Top 7 Tips For Estate Planning
We work so hard, and spend so much time accumulating little baubles of wealth that it often seems we barely have the energy left or the hours in the day to properly enjoy them. Well at least when we do finally run out of time and energy forever, at least our loved ones will be able to enjoy them right? Well, maybe…
Because the truth is that unless we spend a bit more time and invest a bit more energy in estate planning, our relatives or estate administrator may be left with nothing other than a mess of paperwork and the horrors of probate after we shirk this mortal coil away. In this post, we will take a look at estate planning and provide our top 7 tips including online estate planning and making a living will.
The Importance of Estate Planning
Nobody likes thinking about death and especially not their own death (except maybe Gothy teenagers). But it is something that mature people need to do every now and then, so do stay with me. If you died today, what would happen to your family and your worldly goods? Have you left money aside to see your kids through college? If so, do they know how to access it? Moving on, does your next door neighbour want them to look after your cat or is there a risk it will be put into a shelter?!
The truth is that most of us have not adequately planned for our deaths and would leave our next of kin with a lot to unravel, unpack and unpick.
To die without making a will is to die intestate. Intestacy laws vary from state to state but as a general rule, a single ‘next of kin’ person is identified and they are left to deal with the entire estate but are also the sole beneficiary of the entire estate. Note that a legal next of kin is not always the person you would expect, trust, or want to inherit your worldly lot.
This is why we have prepared these 7 top tips.
1. Make A Will To Avoid Probate
It is of paramount importance that you make some kind of will. A will is simply a written and executed document that sets out your final wishes. Will’s are typically used to set out who inherits what after a person’s death including savings, stocks, property, jewellery, LP records and pets.
You can make a will by visiting a lawyer, or by using an online will maker.
2. Record Your Full Estate
When a person dies, they are no longer in much of a position to tell their executors that they bought shares in Apple back in 1984 that are now worth a few million. Therefore it is important that you set out and document everything you have. Make a list of all bank accounts you have, all stocks you hold, a list of properties and vehicles you own as well as the secret stashing place for that gold bullion you once dug up.
This one is especially pertinent when it comes to BitCoin and crypto-currencies – the internet abounds with stories of crypto millionaires dying without ever recording their passwords.
3. Prepare For Incapacitation With a Living Will
Estate Planning isn’t just about death. With more of us than ever loving longer than ever, we are headed for a global pandemic of degenerative illness like Alzheimers. Estate planning also allows us to set out what we want to happen if we are judged to have lost capacity.
This includes things like creating a living trust, identifying a relative to look after you and making sure monies are set aside to find your ongoing care.

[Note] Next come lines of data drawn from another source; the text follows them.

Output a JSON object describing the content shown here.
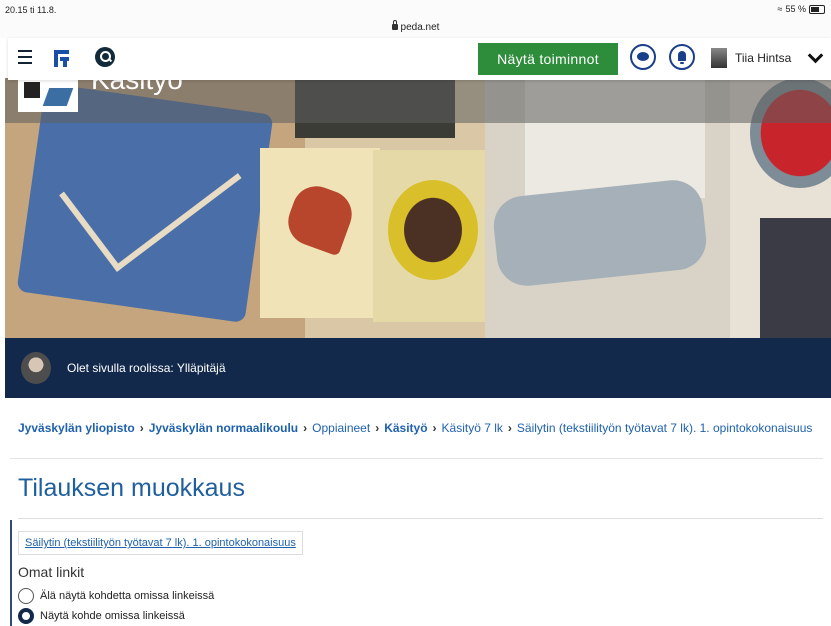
{
  "status_bar": {
    "time": "20.15  ti 11.8.",
    "url": "peda.net",
    "battery": "55 %"
  },
  "header": {
    "actions_button": "Näytä toiminnot",
    "user_name": "Tiia Hintsa",
    "icons": [
      "menu-icon",
      "peda-logo-icon",
      "search-icon",
      "chat-icon",
      "bell-icon",
      "chevron-down-icon"
    ]
  },
  "banner": {
    "site_title": "Käsityö"
  },
  "role_bar": {
    "text": "Olet sivulla roolissa: Ylläpitäjä"
  },
  "breadcrumb": [
    {
      "label": "Jyväskylän yliopisto",
      "bold": true
    },
    {
      "label": "Jyväskylän normaalikoulu",
      "bold": true
    },
    {
      "label": "Oppiaineet",
      "bold": false
    },
    {
      "label": "Käsityö",
      "bold": true
    },
    {
      "label": "Käsityö 7 lk",
      "bold": false
    },
    {
      "label": "Säilytin (tekstiilityön työtavat 7 lk). 1. opintokokonaisuus",
      "bold": false
    }
  ],
  "main": {
    "page_title": "Tilauksen muokkaus",
    "item_link": "Säilytin (tekstiilityön työtavat 7 lk). 1. opintokokonaisuus",
    "section_label": "Omat linkit",
    "options": [
      {
        "label": "Älä näytä kohdetta omissa linkeissä",
        "selected": false
      },
      {
        "label": "Näytä kohde omissa linkeissä",
        "selected": true
      }
    ]
  },
  "colors": {
    "action_green": "#2d8d3b",
    "navy": "#13294b",
    "link_blue": "#1f61ad"
  }
}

4. Find The Right Lawyer Or Online Estate Planning Site
Not all lawyers were created equal. Some are great and others are, well the less said the better. Finding the right one for you needs can make all the difference between a comprehensive and legally sound bank of estate planning documents and leaving a contestation time bomb that your relatives will litigage over.
If you cannot afford a good lawyer, then why not check out online legal software? Estate planning can be done online perfectly adequately these days at a fraction of the cost of a lawyer.

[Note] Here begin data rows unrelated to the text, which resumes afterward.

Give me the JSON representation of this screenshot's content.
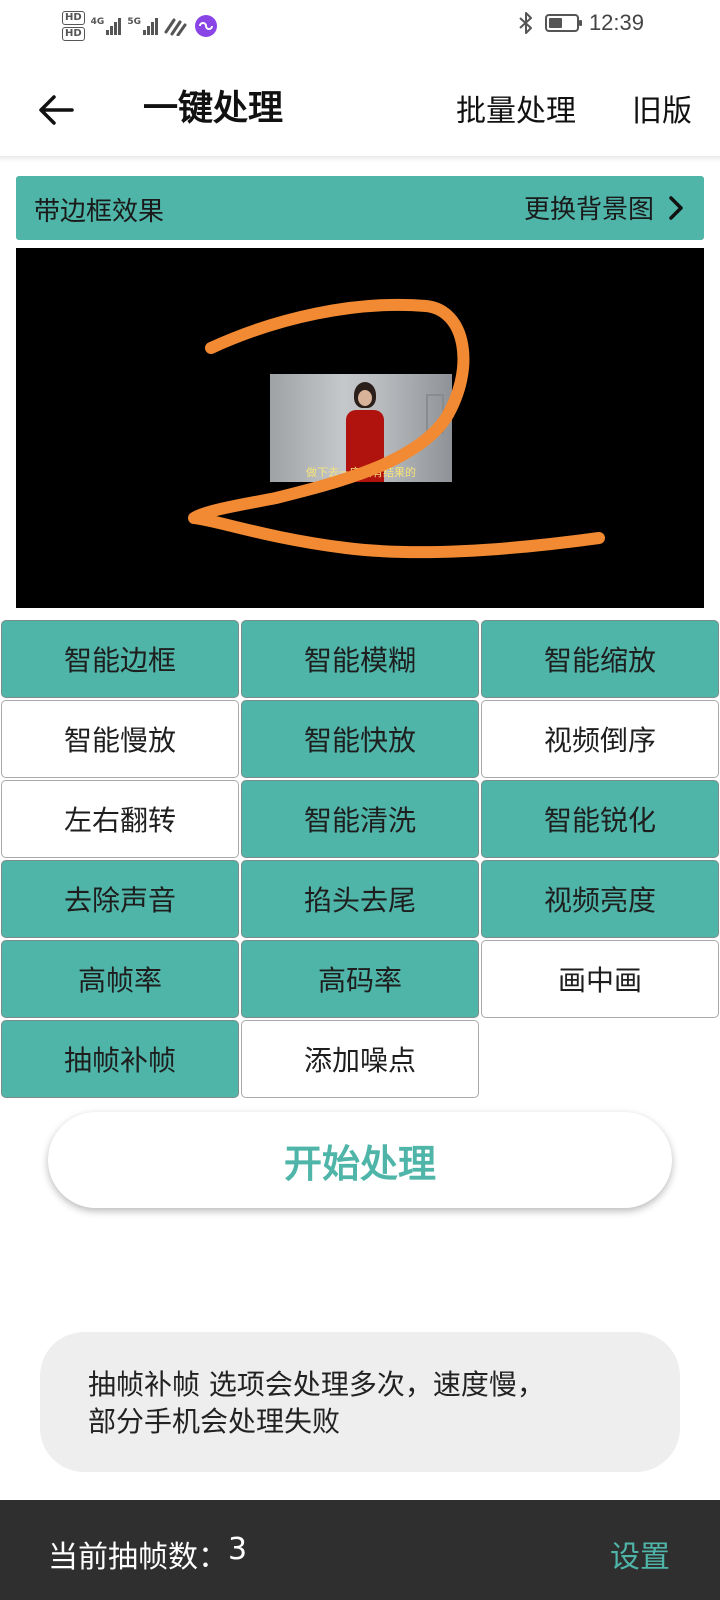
{
  "status_bar": {
    "sim1": "HD",
    "sim2": "HD",
    "net1": "4G",
    "net2": "5G",
    "time": "12:39",
    "battery_level": 0.5
  },
  "header": {
    "title": "一键处理",
    "batch_label": "批量处理",
    "old_label": "旧版"
  },
  "frame_bar": {
    "label": "带边框效果",
    "change_bg_label": "更换背景图"
  },
  "preview": {
    "caption": "做下去一定会有结果的"
  },
  "options": [
    {
      "label": "智能边框",
      "active": true
    },
    {
      "label": "智能模糊",
      "active": true
    },
    {
      "label": "智能缩放",
      "active": true
    },
    {
      "label": "智能慢放",
      "active": false
    },
    {
      "label": "智能快放",
      "active": true
    },
    {
      "label": "视频倒序",
      "active": false
    },
    {
      "label": "左右翻转",
      "active": false
    },
    {
      "label": "智能清洗",
      "active": true
    },
    {
      "label": "智能锐化",
      "active": true
    },
    {
      "label": "去除声音",
      "active": true
    },
    {
      "label": "掐头去尾",
      "active": true
    },
    {
      "label": "视频亮度",
      "active": true
    },
    {
      "label": "高帧率",
      "active": true
    },
    {
      "label": "高码率",
      "active": true
    },
    {
      "label": "画中画",
      "active": false
    },
    {
      "label": "抽帧补帧",
      "active": true
    },
    {
      "label": "添加噪点",
      "active": false
    }
  ],
  "start_button": "开始处理",
  "toast": {
    "line1": "抽帧补帧 选项会处理多次，速度慢，",
    "line2": "部分手机会处理失败"
  },
  "bottom_bar": {
    "frame_count_label": "当前抽帧数：",
    "frame_count_value": "3",
    "settings_label": "设置"
  },
  "colors": {
    "accent": "#4eb5a8",
    "stroke": "#f28a33",
    "bottom_bar": "#2f2f2f"
  }
}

5. Get Tax Advice
We all know the old adage about life’s two certainties being death and taxes but sadly, the taxes don’t even stop with death! Any assets we bequeath to friends or relatives will be subjected to state and maybe even federal taxes. However, there may be ways to offset and minimise these if you are proactive and take the relevant advice ahead of time.
6. Consider Setting Up A Trust

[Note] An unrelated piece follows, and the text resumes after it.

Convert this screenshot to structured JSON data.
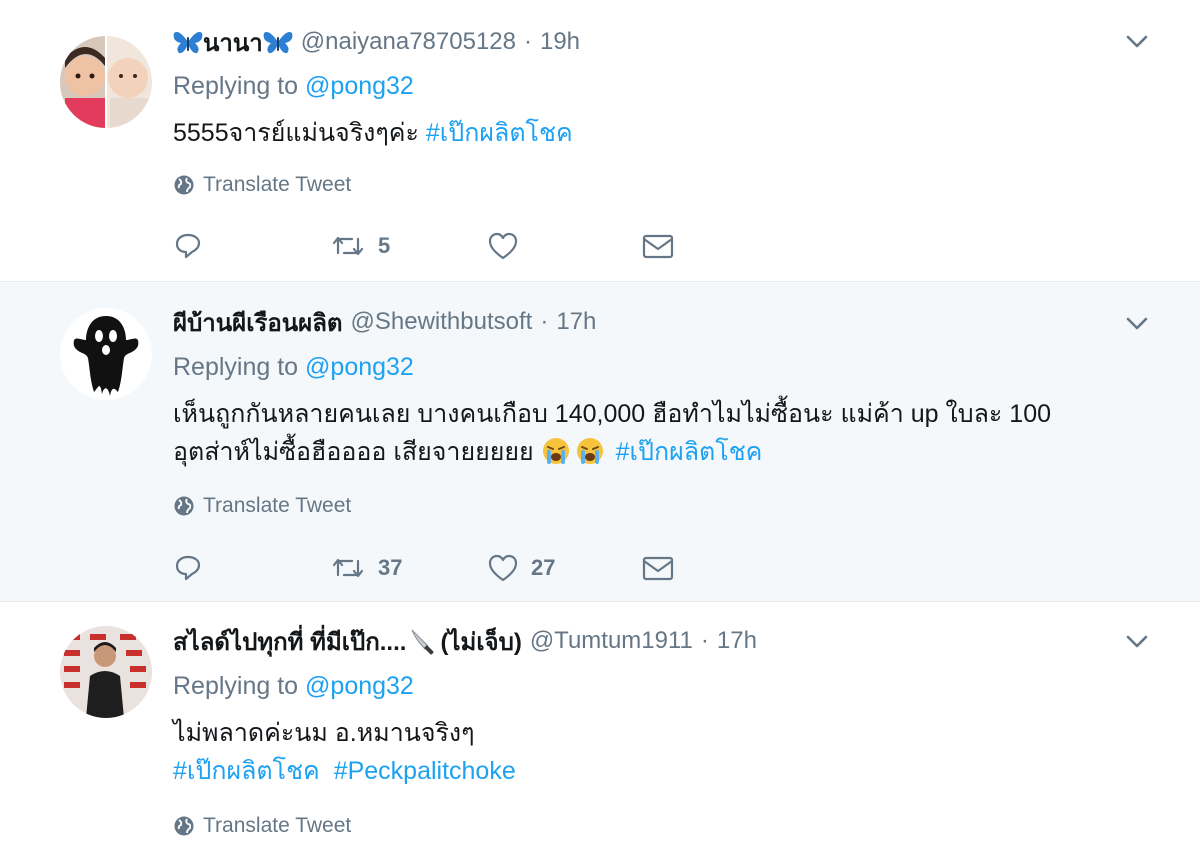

If you have young relatives, or simply financially irresponsible relatives, then you may not want to leave a huge lump sum of cash which they may waste. In cases like these, you can set up a trust for their benefit. Trusts can work in a variety of different ways monies can be held until a certain date, or then can be released periodically in the form of a monthly or annual stipend.
7. Keep Your Beneficiaries & Estate Administrator Up To Date
And finally, it is usually wise to make sure that any estate administrators or beneficiaries know what is coming. Whilst you may not wish to exclose full details, you should at least let the relevant people know that when the time comes, they will inherit either a little bit of something or a mountain of paperwork. After all, it’s just polite!
Estate planning and probate can be straightforward or complex – it all depends on whether you want to make a living will, have complex tax dilemmas or acrimous familial ties. Still, as long as you appoint an estate administrator and make a will then it’s a step in the right direction. Whether you can pay a lawyer or just use online estate planning facilities, doing something is better than doing nothing.